Author(s): Kat Krol, Eleni Philippou, Emiliano De Cristofaro, M. Angela Sasse

Download: Paper (PDF)

Date: 7 Feb 2015

Document Type: Briefing Papers

Additional Documents: Slides

Associated Event: NDSS Symposium 2015


To prevent password breaches and guessing attacks, banks increasingly turn to two-factor authentication (2FA), requiring users to present at least one more factor, such as a one-time password generated by a hardware token or received via SMS, besides a password. We can expect some solutions – especially those adding a token – to create extra work for users, but little research has investigated usability, user acceptance, and perceived security of deployed 2FA. This paper presents an in-depth study of 2FA usability with 21 UK online banking customers, 16 of whom had accounts with more than one bank. We collected a rich set of qualitative and quantitative data through two rounds of semi-structured interviews, and an authentication diary over an average of 11 days. Our participants reported a wide range of usability issues, especially with the use of hardware tokens, showing that the mental and physical workload involved shapes how they use online banking.

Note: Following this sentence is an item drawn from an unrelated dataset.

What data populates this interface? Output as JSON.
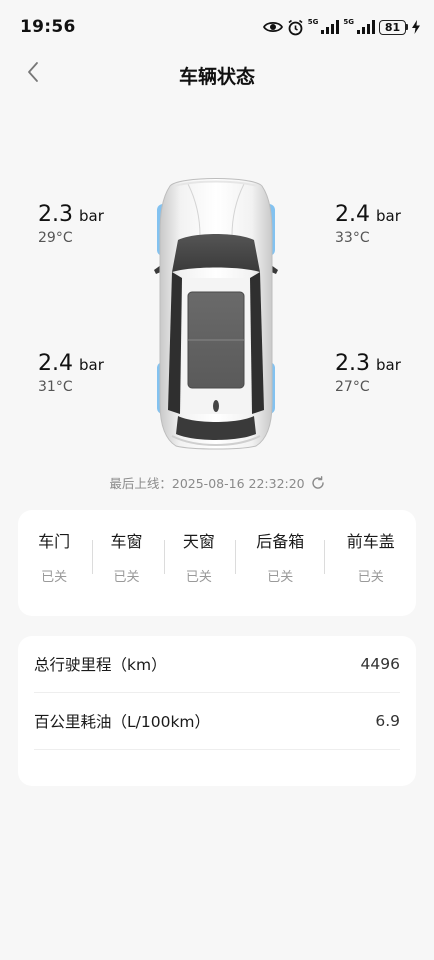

Key targets for improvements are (i) the reduction in the number of authentication steps, and (ii) removing features that do not add any security but negatively affect the user experience.